Web browsers, such as Internet Explorer, are application software, a product distinct from the operating system. Indeed, Microsoft's Application and Internet Division is responsible for the new release of Internet Explorer 4.0, which shows that even the next generation of the Internet Explorer is application software and not an operating system program.
A more detailed analysis of these points is available in CCIA's amicus brief which is available from CCIA's Web site at www.ccianet.org
Mr. Rule, attorney for Microsoft, responds:
You are right, Microsoft has not integrated word processing (or a myriad of other applications) into its operating system.
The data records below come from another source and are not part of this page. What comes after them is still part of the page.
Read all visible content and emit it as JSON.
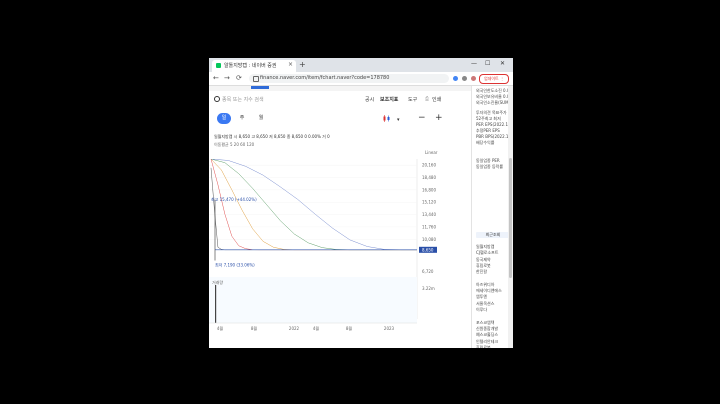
{
  "browser": {
    "tab_title": "알톨지방캡 : 네이버 증권",
    "new_tab": "+",
    "back": "←",
    "forward": "→",
    "reload": "⟳",
    "url": "finance.naver.com/item/fchart.naver?code=178780",
    "update_button": "업데이트 ⋮",
    "window_min": "—",
    "window_max": "☐",
    "window_close": "✕"
  },
  "toolbar": {
    "search_placeholder": "종목 또는 지수 검색",
    "links": [
      "공시",
      "보조지표",
      "도구",
      "인쇄"
    ]
  },
  "periods": [
    "일",
    "주",
    "월"
  ],
  "controls": {
    "zoom_out": "−",
    "zoom_in": "+"
  },
  "stock": {
    "name_line": "일월지방캡  시 8,650  고 8,650  저 8,650  종 8,650  0 0.00%  거 0",
    "ma_line": "이동평균  5  20  60  120"
  },
  "chart_data": {
    "type": "line",
    "scale": "Linear",
    "y_ticks": [
      "20,160",
      "18,480",
      "16,800",
      "15,120",
      "13,440",
      "11,760",
      "10,080"
    ],
    "volume_tick": "6,720",
    "volume_label": "거래량",
    "volume_value": "3.22m",
    "x_ticks": [
      "4월",
      "8월",
      "2022",
      "4월",
      "8월",
      "2023"
    ],
    "last_price_label": "8,650",
    "max_label": "최고 15,470 (+44.02%)",
    "min_label": "최저 7,190 (33.06%)",
    "ylim": [
      6720,
      21000
    ],
    "series": [
      {
        "color": "#555555",
        "values": [
          19800,
          14000,
          9000,
          8700,
          8650,
          8650,
          8650,
          8650,
          8650,
          8650,
          8650,
          8650,
          8650,
          8650,
          8650
        ]
      },
      {
        "color": "#e05050",
        "values": [
          21000,
          17500,
          13500,
          10500,
          9200,
          8800,
          8660,
          8650,
          8650,
          8650,
          8650,
          8650,
          8650,
          8650,
          8650
        ]
      },
      {
        "color": "#e0a040",
        "values": [
          21000,
          19500,
          16800,
          14000,
          11500,
          9800,
          9000,
          8700,
          8650,
          8650,
          8650,
          8650,
          8650,
          8650,
          8650
        ]
      },
      {
        "color": "#5fa06b",
        "values": [
          21000,
          20500,
          19000,
          17000,
          14800,
          12600,
          10800,
          9600,
          8950,
          8700,
          8650,
          8650,
          8650,
          8650,
          8650
        ]
      },
      {
        "color": "#7b8fd0",
        "values": [
          21000,
          20800,
          20000,
          18800,
          17200,
          15500,
          13500,
          11600,
          10000,
          9100,
          8700,
          8650,
          8650,
          8650,
          8650
        ]
      }
    ]
  },
  "side_top": [
    "외국인한도소진 0.00",
    "외국인보유비율 0.00",
    "외국인소진율(SUM) 1.4"
  ],
  "side_mid": [
    "투자의견 목표주가",
    "52주최고 최저",
    "PER EPS(2022.12) 0.9",
    "추정PER EPS",
    "PBR BPS(2022.12)",
    "배당수익률"
  ],
  "side_mid2": [
    "동일업종 PER",
    "동일업종 등락률"
  ],
  "side_header": "최근조회",
  "side_list": [
    "일월지방캡",
    "CJ헬로소프트",
    "동국제약",
    "휴림로봇",
    "한진칼",
    "",
    "아즈위디아",
    "에세이디앤에스",
    "엠투엔",
    "서울옥션스",
    "이루다",
    "",
    "포스코엠텍",
    "신원종합개발",
    "예스코홀딩스",
    "인텔리안테크",
    "휴림로봇"
  ]
}
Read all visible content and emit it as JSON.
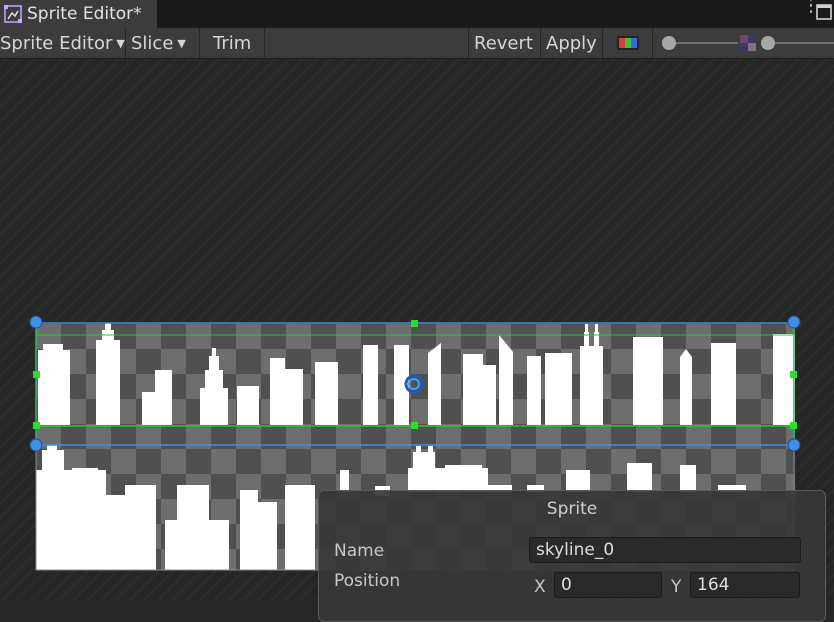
{
  "tab": {
    "title": "Sprite Editor*",
    "icon": "sprite-editor-icon"
  },
  "window_icons": [
    "kebab-menu-icon",
    "maximize-icon"
  ],
  "toolbar": {
    "mode_label": "Sprite Editor",
    "slice_label": "Slice",
    "trim_label": "Trim",
    "revert_label": "Revert",
    "apply_label": "Apply",
    "icons": [
      "color-channels-icon",
      "zoom-slider",
      "mip-level-icon",
      "mip-slider"
    ]
  },
  "inspector": {
    "title": "Sprite",
    "name_label": "Name",
    "name_value": "skyline_0",
    "position_label": "Position",
    "x_label": "X",
    "x_value": "0",
    "y_label": "Y",
    "y_value": "164"
  },
  "colors": {
    "accent": "#3f8ee8",
    "handle_green": "#28e028",
    "background": "#282828"
  }
}
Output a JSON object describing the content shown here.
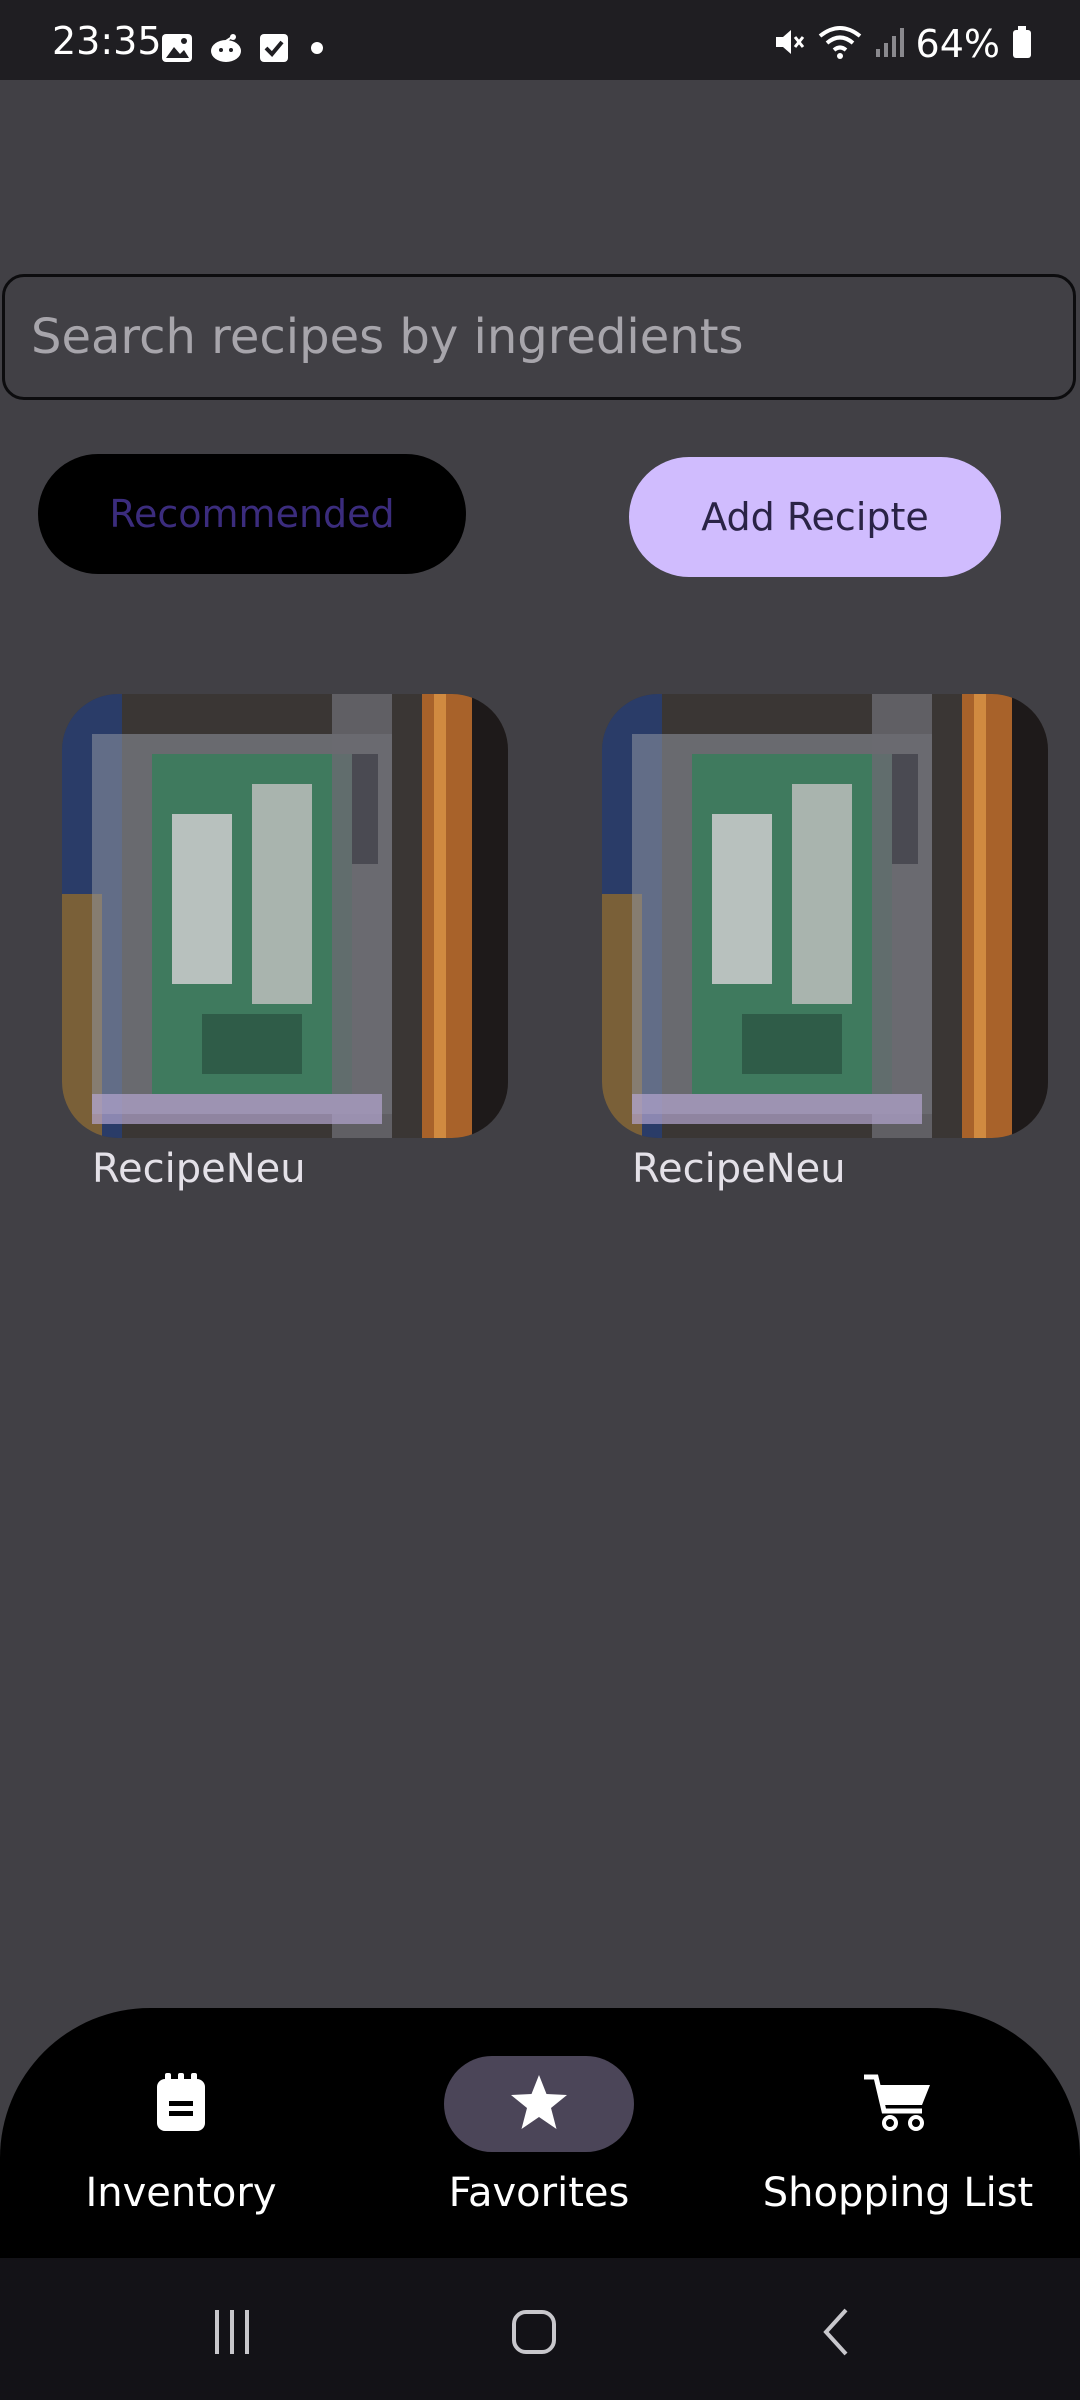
{
  "status_bar": {
    "time": "23:35",
    "battery": "64%",
    "left_icons": [
      "gallery-icon",
      "app-icon",
      "checkbox-icon",
      "dot-icon"
    ],
    "right_icons": [
      "mute-icon",
      "wifi-icon",
      "signal-icon",
      "battery-icon"
    ]
  },
  "search": {
    "placeholder": "Search recipes by ingredients",
    "value": ""
  },
  "buttons": {
    "recommended": "Recommended",
    "add_recipe": "Add Recipte"
  },
  "recipes": [
    {
      "title": "RecipeNeu",
      "image": "raspberry-pi-photo"
    },
    {
      "title": "RecipeNeu",
      "image": "raspberry-pi-photo"
    }
  ],
  "bottom_nav": {
    "items": [
      {
        "label": "Inventory",
        "icon": "notepad-icon",
        "active": false
      },
      {
        "label": "Favorites",
        "icon": "star-icon",
        "active": true
      },
      {
        "label": "Shopping List",
        "icon": "cart-icon",
        "active": false
      }
    ]
  },
  "system_nav": {
    "buttons": [
      "recents-icon",
      "home-icon",
      "back-icon"
    ]
  },
  "colors": {
    "background": "#414045",
    "accent": "#d0bcfe",
    "nav_active": "#4b4558"
  }
}
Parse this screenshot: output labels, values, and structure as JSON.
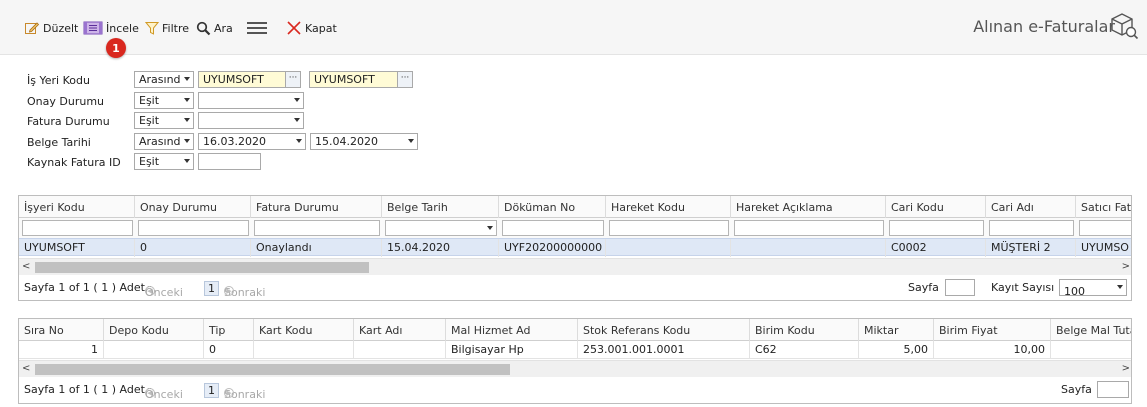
{
  "toolbar": {
    "edit_label": "Düzelt",
    "inspect_label": "İncele",
    "filter_label": "Filtre",
    "search_label": "Ara",
    "close_label": "Kapat",
    "badge": "1",
    "title": "Alınan e-Faturalar"
  },
  "filters": [
    {
      "label": "İş Yeri Kodu",
      "operator": "Arasınd",
      "value1": "UYUMSOFT",
      "value2": "UYUMSOFT"
    },
    {
      "label": "Onay Durumu",
      "operator": "Eşit",
      "value1": ""
    },
    {
      "label": "Fatura Durumu",
      "operator": "Eşit",
      "value1": ""
    },
    {
      "label": "Belge Tarihi",
      "operator": "Arasınd",
      "value1": "16.03.2020",
      "value2": "15.04.2020"
    },
    {
      "label": "Kaynak Fatura ID",
      "operator": "Eşit",
      "value1": ""
    }
  ],
  "grid1": {
    "columns": [
      "İşyeri Kodu",
      "Onay Durumu",
      "Fatura Durumu",
      "Belge Tarih",
      "Döküman No",
      "Hareket Kodu",
      "Hareket Açıklama",
      "Cari Kodu",
      "Cari Adı",
      "Satıcı Fat"
    ],
    "rows": [
      [
        "UYUMSOFT",
        "0",
        "Onaylandı",
        "15.04.2020",
        "UYF20200000000",
        "",
        "",
        "C0002",
        "MÜŞTERİ 2",
        "UYUMSO"
      ]
    ],
    "pager": {
      "info": "Sayfa 1 of 1 ( 1 ) Adet",
      "prev": "Önceki",
      "page": "1",
      "next": "Sonraki",
      "page_label": "Sayfa",
      "count_label": "Kayıt Sayısı",
      "count_value": "100"
    }
  },
  "grid2": {
    "columns": [
      "Sıra No",
      "Depo Kodu",
      "Tip",
      "Kart Kodu",
      "Kart Adı",
      "Mal Hizmet Ad",
      "Stok Referans Kodu",
      "Birim Kodu",
      "Miktar",
      "Birim Fiyat",
      "Belge Mal Tutar"
    ],
    "rows": [
      [
        "1",
        "",
        "0",
        "",
        "",
        "Bilgisayar Hp",
        "253.001.001.0001",
        "C62",
        "5,00",
        "10,00",
        ""
      ]
    ],
    "pager": {
      "info": "Sayfa 1 of 1 ( 1 ) Adet",
      "prev": "Önceki",
      "page": "1",
      "next": "Sonraki",
      "page_label": "Sayfa"
    }
  }
}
However, the current Windows 95 is a much more robust operating system than the original version of MS-DOS (or any of the intervening versions of its operating system). At one time many of the functions that have subsequently been integrated into Windows 95 (without objection from the DoJ one might add) were separate applications or utilities in the past -- e.g., disk compression and the "ADD/REMOVE" utility for example. The most obvious functionality that once was provided separately but now is integrated into Windows 95 is the "graphical user interface" or GUI (the function that allows users to "point and click" rather than type commands). By integrating the GUI into its operating system (in Windows 95), Microsoft provided a product that is easier to use and has made home computing more accessible. The ability to expand and improve the functionality of its operating system requires enormous time and investment, and one slip up could prove disasterous in the marketplace. However, while Microsoft has no doubt been rewarded for its successful efforts, the real beneficiaries have been consumers who as a result have been able to enjoy the wonders of personal computing.
I will leave it to the engineers and marketeers to catalog all the functionality of Windows 95. Suffice it to say, with millions of lines of software code (4x as much code as the software that runs this nation's air traffic control system), the operating system is quite robust. Nevertheless, even as the operating system's functionality has grown, so to have the opportunities for other software developers. It is important to keep in mind that, notwithstanding its impressive success, Microsoft still accounts for only about 4% of all software revenue and that it is not even the largest software company -- that honor goes to IBM.
Next: Why doesn't the Justice Department let the market play out?